(Extracted records)
┄┄┄┄┄┄
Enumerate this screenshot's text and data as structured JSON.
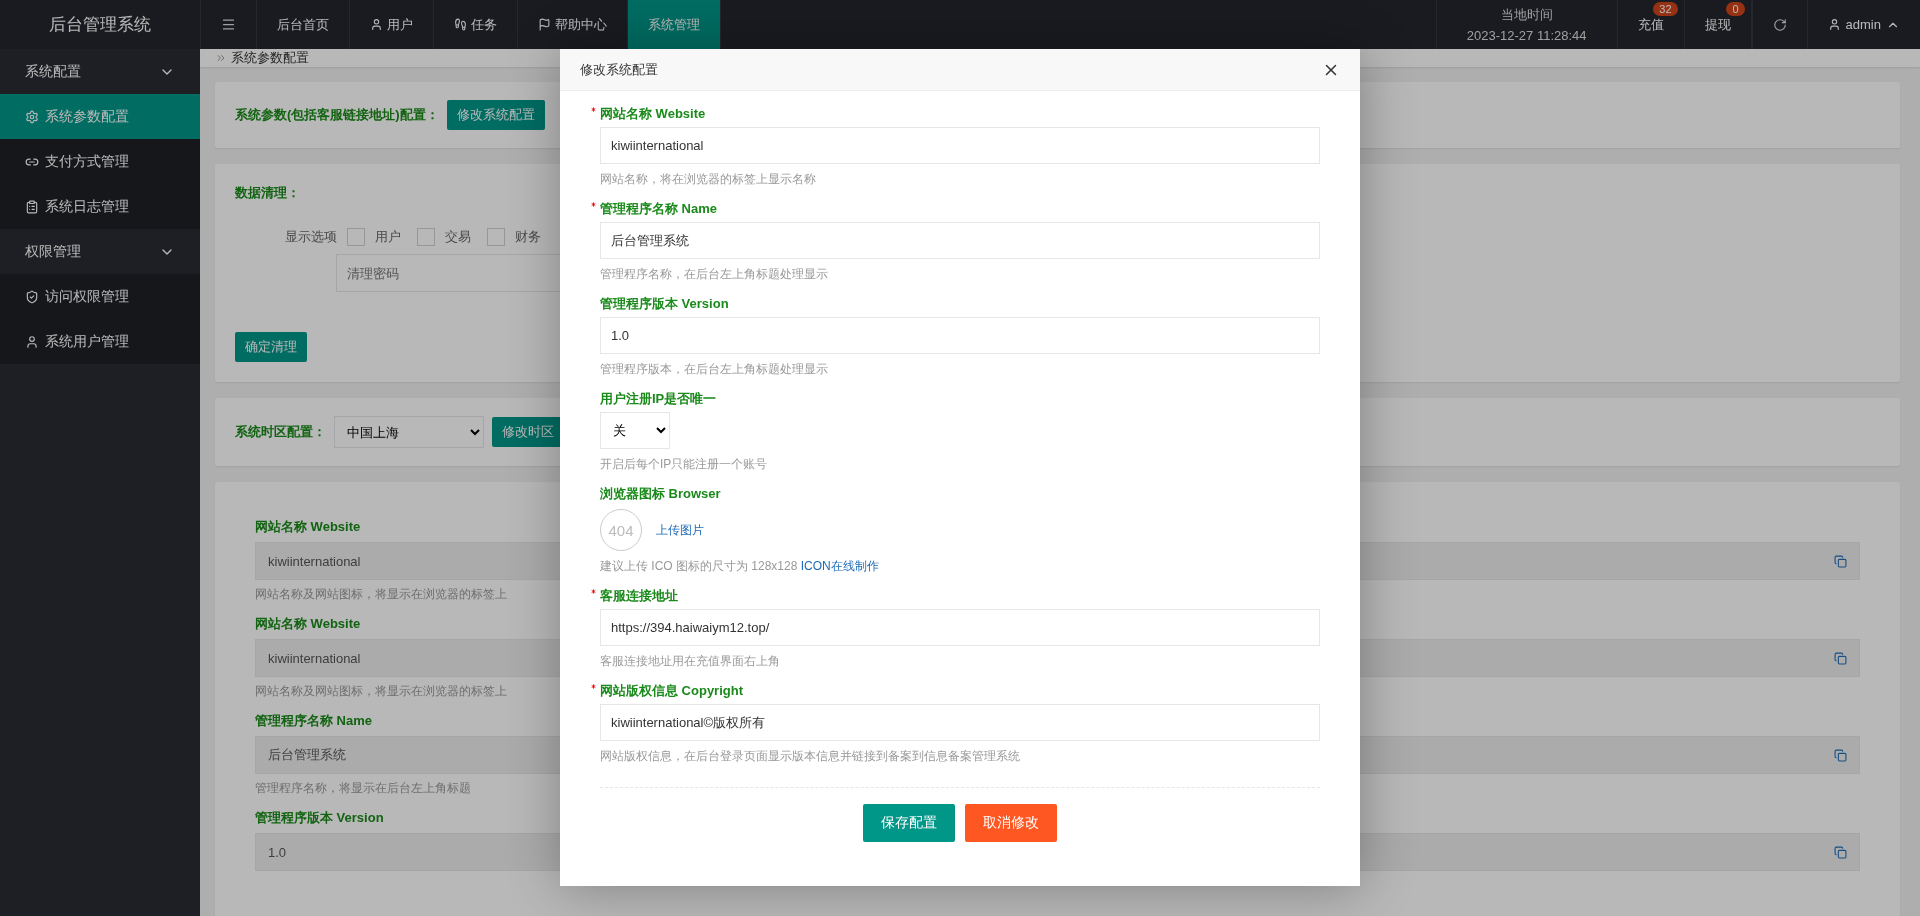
{
  "topbar": {
    "logo": "后台管理系统",
    "nav": [
      {
        "label": "后台首页",
        "selected": false
      },
      {
        "label": "用户",
        "selected": false
      },
      {
        "label": "任务",
        "selected": false
      },
      {
        "label": "帮助中心",
        "selected": false
      },
      {
        "label": "系统管理",
        "selected": true
      }
    ],
    "clock_label": "当地时间",
    "clock_value": "2023-12-27 11:28:44",
    "actions": [
      {
        "label": "充值",
        "badge": "32"
      },
      {
        "label": "提现",
        "badge": "0"
      }
    ],
    "user": "admin"
  },
  "sidebar": [
    {
      "title": "系统配置",
      "expanded": true,
      "children": [
        {
          "label": "系统参数配置",
          "selected": true
        },
        {
          "label": "支付方式管理",
          "selected": false
        },
        {
          "label": "系统日志管理",
          "selected": false
        }
      ]
    },
    {
      "title": "权限管理",
      "expanded": true,
      "children": [
        {
          "label": "访问权限管理",
          "selected": false
        },
        {
          "label": "系统用户管理",
          "selected": false
        }
      ]
    }
  ],
  "breadcrumb": "系统参数配置",
  "params_card": {
    "label": "系统参数(包括客服链接地址)配置：",
    "button": "修改系统配置"
  },
  "clean_card": {
    "title": "数据清理：",
    "options_label": "显示选项",
    "options": [
      {
        "label": "用户",
        "checked": false
      },
      {
        "label": "交易",
        "checked": false
      },
      {
        "label": "财务",
        "checked": false
      }
    ],
    "password_placeholder": "清理密码",
    "button": "确定清理"
  },
  "timezone_card": {
    "label": "系统时区配置：",
    "value": "中国上海",
    "button": "修改时区"
  },
  "settings_list": [
    {
      "label": "网站名称 Website",
      "value": "kiwiinternational",
      "help": "网站名称及网站图标，将显示在浏览器的标签上"
    },
    {
      "label": "网站名称 Website",
      "value": "kiwiinternational",
      "help": "网站名称及网站图标，将显示在浏览器的标签上"
    },
    {
      "label": "管理程序名称 Name",
      "value": "后台管理系统",
      "help": "管理程序名称，将显示在后台左上角标题"
    },
    {
      "label": "管理程序版本 Version",
      "value": "1.0"
    }
  ],
  "modal": {
    "title": "修改系统配置",
    "fields": [
      {
        "kind": "text",
        "required": true,
        "label": "网站名称 Website",
        "value": "kiwiinternational",
        "help": "网站名称，将在浏览器的标签上显示名称"
      },
      {
        "kind": "text",
        "required": true,
        "label": "管理程序名称 Name",
        "value": "后台管理系统",
        "help": "管理程序名称，在后台左上角标题处理显示"
      },
      {
        "kind": "text",
        "required": false,
        "label": "管理程序版本 Version",
        "value": "1.0",
        "help": "管理程序版本，在后台左上角标题处理显示"
      },
      {
        "kind": "select",
        "required": false,
        "label": "用户注册IP是否唯一",
        "value": "关",
        "help": "开启后每个IP只能注册一个账号"
      },
      {
        "kind": "upload",
        "required": false,
        "label": "浏览器图标 Browser",
        "preview": "404",
        "upload": "上传图片",
        "help": "建议上传 ICO 图标的尺寸为 128x128",
        "link": "ICON在线制作"
      },
      {
        "kind": "text",
        "required": true,
        "label": "客服连接地址",
        "value": "https://394.haiwaiym12.top/",
        "help": "客服连接地址用在充值界面右上角"
      },
      {
        "kind": "text",
        "required": true,
        "label": "网站版权信息 Copyright",
        "value": "kiwiinternational©版权所有",
        "help": "网站版权信息，在后台登录页面显示版本信息并链接到备案到信息备案管理系统"
      }
    ],
    "buttons": [
      {
        "kind": "primary",
        "label": "保存配置"
      },
      {
        "kind": "danger",
        "label": "取消修改"
      }
    ]
  }
}
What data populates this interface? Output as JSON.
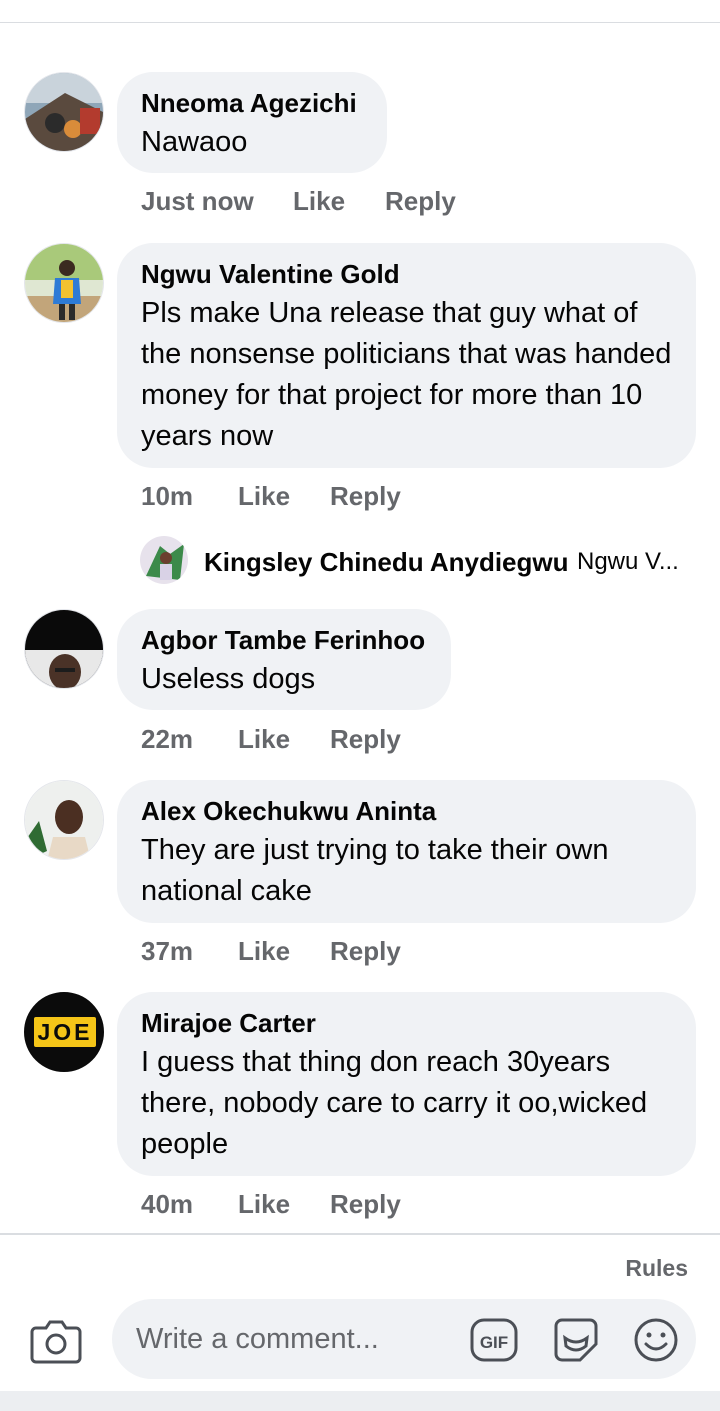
{
  "comments": [
    {
      "author": "Nneoma Agezichi",
      "text": "Nawaoo",
      "time": "Just now",
      "like": "Like",
      "reply": "Reply"
    },
    {
      "author": "Ngwu Valentine Gold",
      "text": "Pls make Una release that guy what of the nonsense politicians that was handed money for that project for more than 10 years now",
      "time": "10m",
      "like": "Like",
      "reply": "Reply"
    },
    {
      "author": "Agbor Tambe Ferinhoo",
      "text": "Useless dogs",
      "time": "22m",
      "like": "Like",
      "reply": "Reply"
    },
    {
      "author": "Alex Okechukwu Aninta",
      "text": "They are just trying to take their own national cake",
      "time": "37m",
      "like": "Like",
      "reply": "Reply"
    },
    {
      "author": "Mirajoe Carter",
      "text": "I guess that thing don reach 30years there, nobody care to carry it oo,wicked people",
      "time": "40m",
      "like": "Like",
      "reply": "Reply"
    }
  ],
  "reply_thread": {
    "author": "Kingsley Chinedu Anydiegwu",
    "preview": "Ngwu V..."
  },
  "avatar_labels": {
    "joe": "JOE"
  },
  "composer": {
    "rules": "Rules",
    "placeholder": "Write a comment...",
    "gif": "GIF"
  },
  "icons": [
    "camera-icon",
    "gif-icon",
    "sticker-icon",
    "emoji-icon"
  ],
  "colors": {
    "bubble": "#f0f2f5",
    "meta": "#65676b",
    "joe_badge": "#f5c518"
  }
}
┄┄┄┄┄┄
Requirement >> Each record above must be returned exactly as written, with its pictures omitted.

Written response >>
Enumerate this screenshot's text and data as structured JSON.
{
  "topbar": {
    "logo": "后台管理系统",
    "nav": [
      {
        "label": "后台首页",
        "selected": false
      },
      {
        "label": "用户",
        "selected": false
      },
      {
        "label": "任务",
        "selected": false
      },
      {
        "label": "帮助中心",
        "selected": false
      },
      {
        "label": "系统管理",
        "selected": true
      }
    ],
    "clock_label": "当地时间",
    "clock_value": "2023-12-27 11:28:44",
    "actions": [
      {
        "label": "充值",
        "badge": "32"
      },
      {
        "label": "提现",
        "badge": "0"
      }
    ],
    "user": "admin"
  },
  "sidebar": [
    {
      "title": "系统配置",
      "expanded": true,
      "children": [
        {
          "label": "系统参数配置",
          "selected": true
        },
        {
          "label": "支付方式管理",
          "selected": false
        },
        {
          "label": "系统日志管理",
          "selected": false
        }
      ]
    },
    {
      "title": "权限管理",
      "expanded": true,
      "children": [
        {
          "label": "访问权限管理",
          "selected": false
        },
        {
          "label": "系统用户管理",
          "selected": false
        }
      ]
    }
  ],
  "breadcrumb": "系统参数配置",
  "params_card": {
    "label": "系统参数(包括客服链接地址)配置：",
    "button": "修改系统配置"
  },
  "clean_card": {
    "title": "数据清理：",
    "options_label": "显示选项",
    "options": [
      {
        "label": "用户",
        "checked": false
      },
      {
        "label": "交易",
        "checked": false
      },
      {
        "label": "财务",
        "checked": false
      }
    ],
    "password_placeholder": "清理密码",
    "button": "确定清理"
  },
  "timezone_card": {
    "label": "系统时区配置：",
    "value": "中国上海",
    "button": "修改时区"
  },
  "settings_list": [
    {
      "label": "网站名称 Website",
      "value": "kiwiinternational",
      "help": "网站名称及网站图标，将显示在浏览器的标签上"
    },
    {
      "label": "网站名称 Website",
      "value": "kiwiinternational",
      "help": "网站名称及网站图标，将显示在浏览器的标签上"
    },
    {
      "label": "管理程序名称 Name",
      "value": "后台管理系统",
      "help": "管理程序名称，将显示在后台左上角标题"
    },
    {
      "label": "管理程序版本 Version",
      "value": "1.0"
    }
  ],
  "modal": {
    "title": "修改系统配置",
    "fields": [
      {
        "kind": "text",
        "required": true,
        "label": "网站名称 Website",
        "value": "kiwiinternational",
        "help": "网站名称，将在浏览器的标签上显示名称"
      },
      {
        "kind": "text",
        "required": true,
        "label": "管理程序名称 Name",
        "value": "后台管理系统",
        "help": "管理程序名称，在后台左上角标题处理显示"
      },
      {
        "kind": "text",
        "required": false,
        "label": "管理程序版本 Version",
        "value": "1.0",
        "help": "管理程序版本，在后台左上角标题处理显示"
      },
      {
        "kind": "select",
        "required": false,
        "label": "用户注册IP是否唯一",
        "value": "关",
        "help": "开启后每个IP只能注册一个账号"
      },
      {
        "kind": "upload",
        "required": false,
        "label": "浏览器图标 Browser",
        "preview": "404",
        "upload": "上传图片",
        "help": "建议上传 ICO 图标的尺寸为 128x128",
        "link": "ICON在线制作"
      },
      {
        "kind": "text",
        "required": true,
        "label": "客服连接地址",
        "value": "https://394.haiwaiym12.top/",
        "help": "客服连接地址用在充值界面右上角"
      },
      {
        "kind": "text",
        "required": true,
        "label": "网站版权信息 Copyright",
        "value": "kiwiinternational©版权所有",
        "help": "网站版权信息，在后台登录页面显示版本信息并链接到备案到信息备案管理系统"
      }
    ],
    "buttons": [
      {
        "kind": "primary",
        "label": "保存配置"
      },
      {
        "kind": "danger",
        "label": "取消修改"
      }
    ]
  }
}
What data populates this interface? Output as JSON.
{
  "comments": [
    {
      "author": "Nneoma Agezichi",
      "text": "Nawaoo",
      "time": "Just now",
      "like": "Like",
      "reply": "Reply"
    },
    {
      "author": "Ngwu Valentine Gold",
      "text": "Pls make Una release that guy what of the nonsense politicians that was handed money for that project for more than 10 years now",
      "time": "10m",
      "like": "Like",
      "reply": "Reply"
    },
    {
      "author": "Agbor Tambe Ferinhoo",
      "text": "Useless dogs",
      "time": "22m",
      "like": "Like",
      "reply": "Reply"
    },
    {
      "author": "Alex Okechukwu Aninta",
      "text": "They are just trying to take their own national cake",
      "time": "37m",
      "like": "Like",
      "reply": "Reply"
    },
    {
      "author": "Mirajoe Carter",
      "text": "I guess that thing don reach 30years there, nobody care to carry it oo,wicked people",
      "time": "40m",
      "like": "Like",
      "reply": "Reply"
    }
  ],
  "reply_thread": {
    "author": "Kingsley Chinedu Anydiegwu",
    "preview": "Ngwu V..."
  },
  "avatar_labels": {
    "joe": "JOE"
  },
  "composer": {
    "rules": "Rules",
    "placeholder": "Write a comment...",
    "gif": "GIF"
  },
  "icons": [
    "camera-icon",
    "gif-icon",
    "sticker-icon",
    "emoji-icon"
  ],
  "colors": {
    "bubble": "#f0f2f5",
    "meta": "#65676b",
    "joe_badge": "#f5c518"
  }
}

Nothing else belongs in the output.